I started listening to Radio 4’s readings from Hastings’ biography on Monday, and managed to capture all so far. And the picture of Maugham that emerged is of a far more pleasant character. He had an unhappy childhood and developed a stammer. Once he had qualified as a doctor, he was said to have had rather a gentle bedside manner and took and interest in all his patients, especially the dirt-poor ones from Lambeth. When war broke out he was a highly celebrated and wealthy popular playwright whose worked was being staged on both sides of the Atlantic, yet he voluntarily served with the ambulance brigade, putting his medical training to good use. (He has ceased working as a doctor years earlier. Later, after that service was curtailed by ill-health, and after he had recuperated, he again served his country, this time working for the secret service in Geneva and later in Russia. He was said to be charming company, was very good-looking and was socially popular. He is said by Hastings to have been very good with children. His candid self-appraisal as a first-rate second-rater speaks of a modesty and honesty which I like to feel is wholly in keeping with his disciplined professionalism. He was no glutton, but kept himself trim by swimming, playing tennis, walking and playing golf. He seems rather to have been put upon by the two major lovers he had, Gerald Haxton and Alan Searle, but he bore it stoically.

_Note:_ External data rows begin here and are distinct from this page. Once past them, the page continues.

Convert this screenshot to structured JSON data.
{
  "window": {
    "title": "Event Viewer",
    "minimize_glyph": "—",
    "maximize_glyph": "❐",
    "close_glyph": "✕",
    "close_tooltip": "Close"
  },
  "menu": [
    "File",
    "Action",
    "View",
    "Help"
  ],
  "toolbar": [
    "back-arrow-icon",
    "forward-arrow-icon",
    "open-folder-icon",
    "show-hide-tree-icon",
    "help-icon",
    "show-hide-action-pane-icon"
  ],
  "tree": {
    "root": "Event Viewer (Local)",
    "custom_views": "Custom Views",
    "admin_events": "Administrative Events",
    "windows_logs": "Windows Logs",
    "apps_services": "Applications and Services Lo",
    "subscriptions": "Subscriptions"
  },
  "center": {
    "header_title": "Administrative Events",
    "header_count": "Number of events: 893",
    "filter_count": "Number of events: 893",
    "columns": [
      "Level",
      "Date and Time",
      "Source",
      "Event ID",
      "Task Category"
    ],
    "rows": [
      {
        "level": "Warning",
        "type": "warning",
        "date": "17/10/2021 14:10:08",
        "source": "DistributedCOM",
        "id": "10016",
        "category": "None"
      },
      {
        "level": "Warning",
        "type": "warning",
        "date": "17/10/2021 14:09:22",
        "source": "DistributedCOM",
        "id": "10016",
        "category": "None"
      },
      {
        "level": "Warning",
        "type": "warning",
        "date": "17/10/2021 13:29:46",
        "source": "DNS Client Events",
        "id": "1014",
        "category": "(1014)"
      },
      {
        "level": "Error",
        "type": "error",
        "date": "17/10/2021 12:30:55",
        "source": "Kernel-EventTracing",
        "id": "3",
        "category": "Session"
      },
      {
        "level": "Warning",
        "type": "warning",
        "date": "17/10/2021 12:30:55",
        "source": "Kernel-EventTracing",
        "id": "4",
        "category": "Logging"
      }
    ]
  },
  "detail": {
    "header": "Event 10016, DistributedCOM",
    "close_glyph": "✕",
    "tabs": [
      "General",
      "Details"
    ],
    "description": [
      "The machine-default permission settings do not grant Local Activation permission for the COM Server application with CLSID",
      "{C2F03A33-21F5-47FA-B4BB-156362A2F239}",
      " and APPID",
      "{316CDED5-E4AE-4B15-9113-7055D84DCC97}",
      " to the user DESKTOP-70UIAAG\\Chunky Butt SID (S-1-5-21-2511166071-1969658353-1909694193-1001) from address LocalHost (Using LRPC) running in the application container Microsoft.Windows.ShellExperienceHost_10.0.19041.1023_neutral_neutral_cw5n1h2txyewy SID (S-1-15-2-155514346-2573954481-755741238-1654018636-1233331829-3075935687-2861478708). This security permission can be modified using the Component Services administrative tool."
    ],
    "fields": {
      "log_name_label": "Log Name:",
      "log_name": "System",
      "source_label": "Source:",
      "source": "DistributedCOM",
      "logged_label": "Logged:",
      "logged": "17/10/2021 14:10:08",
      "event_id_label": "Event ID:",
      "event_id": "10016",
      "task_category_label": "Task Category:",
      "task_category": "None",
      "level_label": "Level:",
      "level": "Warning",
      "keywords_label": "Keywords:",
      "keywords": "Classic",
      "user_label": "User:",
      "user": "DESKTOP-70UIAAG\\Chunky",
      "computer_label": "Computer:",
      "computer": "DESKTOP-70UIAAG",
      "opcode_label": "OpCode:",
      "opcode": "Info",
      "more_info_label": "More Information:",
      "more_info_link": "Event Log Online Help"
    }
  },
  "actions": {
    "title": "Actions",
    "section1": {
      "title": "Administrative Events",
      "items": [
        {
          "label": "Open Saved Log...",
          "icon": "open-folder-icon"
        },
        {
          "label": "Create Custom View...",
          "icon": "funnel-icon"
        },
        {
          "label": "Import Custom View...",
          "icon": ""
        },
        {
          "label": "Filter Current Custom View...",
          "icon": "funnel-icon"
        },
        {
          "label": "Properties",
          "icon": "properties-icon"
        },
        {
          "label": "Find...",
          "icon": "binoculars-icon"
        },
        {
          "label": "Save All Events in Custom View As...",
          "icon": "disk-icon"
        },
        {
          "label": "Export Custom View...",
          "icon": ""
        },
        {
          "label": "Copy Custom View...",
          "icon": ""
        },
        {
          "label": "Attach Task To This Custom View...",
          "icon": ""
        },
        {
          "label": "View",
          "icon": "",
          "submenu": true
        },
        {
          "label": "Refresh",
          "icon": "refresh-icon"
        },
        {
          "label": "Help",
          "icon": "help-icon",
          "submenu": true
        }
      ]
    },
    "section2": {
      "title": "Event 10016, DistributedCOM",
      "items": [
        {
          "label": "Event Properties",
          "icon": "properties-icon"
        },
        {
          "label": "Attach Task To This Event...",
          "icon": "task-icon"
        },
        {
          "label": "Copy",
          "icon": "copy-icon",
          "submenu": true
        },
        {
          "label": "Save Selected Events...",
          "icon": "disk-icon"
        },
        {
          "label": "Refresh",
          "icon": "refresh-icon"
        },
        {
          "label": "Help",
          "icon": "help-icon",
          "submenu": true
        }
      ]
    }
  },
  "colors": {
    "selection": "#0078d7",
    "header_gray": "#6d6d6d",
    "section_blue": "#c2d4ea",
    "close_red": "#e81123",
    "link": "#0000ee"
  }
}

Now, I know that all this doesn’t necessarily add up to a row of beans as far as a man’s moral worth is concerned, but it is all rather at odds with the conventional picture I somehow acquired of Maugham the Monster and what Hastings writes in something of a revelation. The picture I now get of Maugham is of a man I should liked to have met and whose company I think I might have enjoyed and respected. If I didn’t have enough books already which are waiting to be read, not least Maugham’s own The Painted Veil, I would buy Hastings’ biography. She wrote a very good one of Evelyn Waugh.